But, as more and more parents are separating or divorcing at younger ages, infants are spending time apart from their parents. While the study is simply another wrinkle in the endless wave of divorce information, it does provide some food for thought while crafting a child custody plan.
Though more and more jurisdictions, like Minnesota, are moving towards an even parenting time split, this particular study suggested that children needed more time with their mothers, at least during their early formative years. Mothers and fathers, to be sure, would have different reactions to such a position. While the study is not the final authority on the matter, these types of arguments need to be understood as you work out a parenting plan.
Courts are always most interested in the best interests of the child. What that is, however, is left to interpretation. Fathers, no doubt, would argue that an even share of time is good for the child so they can develop relationships with both parents. Mothers, meanwhile, may cite such scholarly work and argue that their children's time is better spent with them. The challenges are obvious.
Local St. Paul attorneys have spent decades working through these types of issues. They know the law, they know the theories and, most importantly, they know how to get the best possible outcome for their client. No parenting situation is the same.
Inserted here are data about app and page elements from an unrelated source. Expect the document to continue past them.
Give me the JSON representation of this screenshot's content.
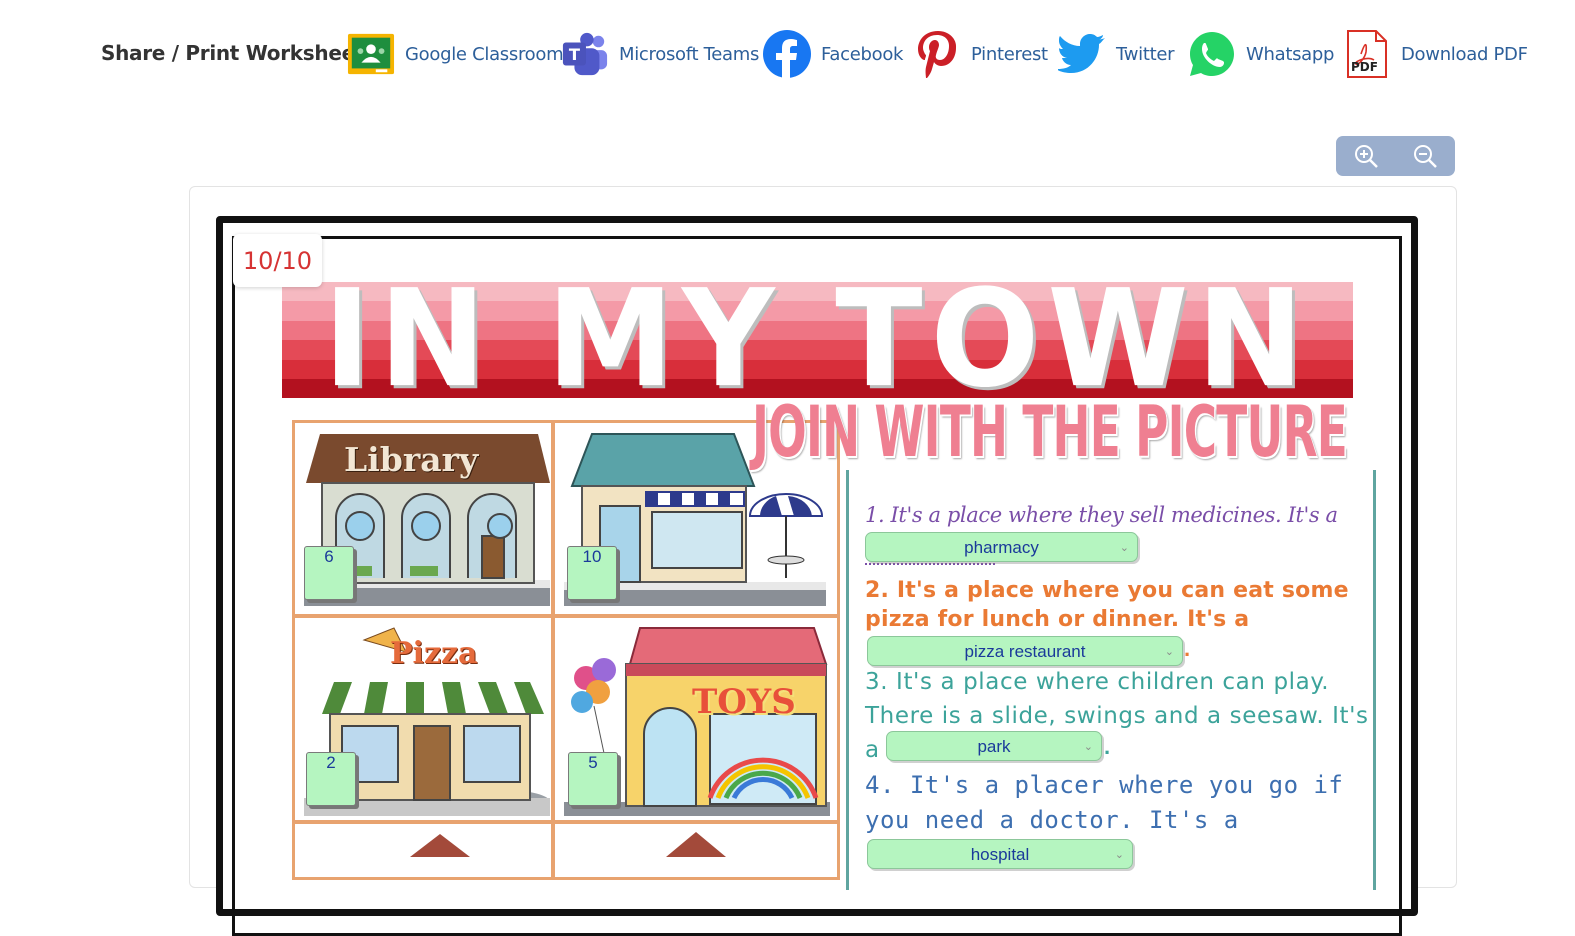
{
  "share": {
    "title": "Share / Print Worksheet",
    "items": [
      {
        "label": "Google Classroom",
        "icon": "google-classroom-icon"
      },
      {
        "label": "Microsoft Teams",
        "icon": "microsoft-teams-icon"
      },
      {
        "label": "Facebook",
        "icon": "facebook-icon"
      },
      {
        "label": "Pinterest",
        "icon": "pinterest-icon"
      },
      {
        "label": "Twitter",
        "icon": "twitter-icon"
      },
      {
        "label": "Whatsapp",
        "icon": "whatsapp-icon"
      },
      {
        "label": "Download PDF",
        "icon": "pdf-icon"
      }
    ],
    "pdf_badge": "PDF"
  },
  "zoom": {
    "in_icon": "zoom-in-icon",
    "out_icon": "zoom-out-icon"
  },
  "worksheet": {
    "score": "10/10",
    "title": "IN MY TOWN",
    "subtitle": "JOIN WITH THE PICTURE",
    "pictures": [
      {
        "label": "Library",
        "answer": "6"
      },
      {
        "label": "",
        "answer": "10"
      },
      {
        "label": "Pizza",
        "answer": "2"
      },
      {
        "label": "TOYS",
        "answer": "5"
      }
    ],
    "questions": [
      {
        "line1": "1. It's a place where they sell medicines. It's a",
        "answer": "pharmacy"
      },
      {
        "line1": "2. It's a place where you can eat some",
        "line2": "pizza for lunch or dinner. It's a",
        "answer": "pizza restaurant",
        "suffix": "."
      },
      {
        "line1": "3. It's a place where children can play.",
        "line2": "There is a slide, swings and a seesaw. It's",
        "prefix": "a",
        "answer": "park",
        "suffix": "."
      },
      {
        "line1": "4. It's a placer where you go if",
        "line2": "you need a doctor. It's a",
        "answer": "hospital"
      }
    ]
  },
  "colors": {
    "link": "#2d5f9a",
    "answer_bg": "#b5f5c0",
    "banner_stripes": [
      "#f6b9c1",
      "#f49aa7",
      "#ee7483",
      "#e44a57",
      "#d82e3a",
      "#b3111f"
    ]
  }
}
No matter what you have heard about others going through a custody battle, local attorneys can craft original arguments to secure the outcome that is best for the child.
Source: Huffington Post, "Divorce Study Show Infants' Attachment to Caregivers Affected by Joint Custody," July 29, 2013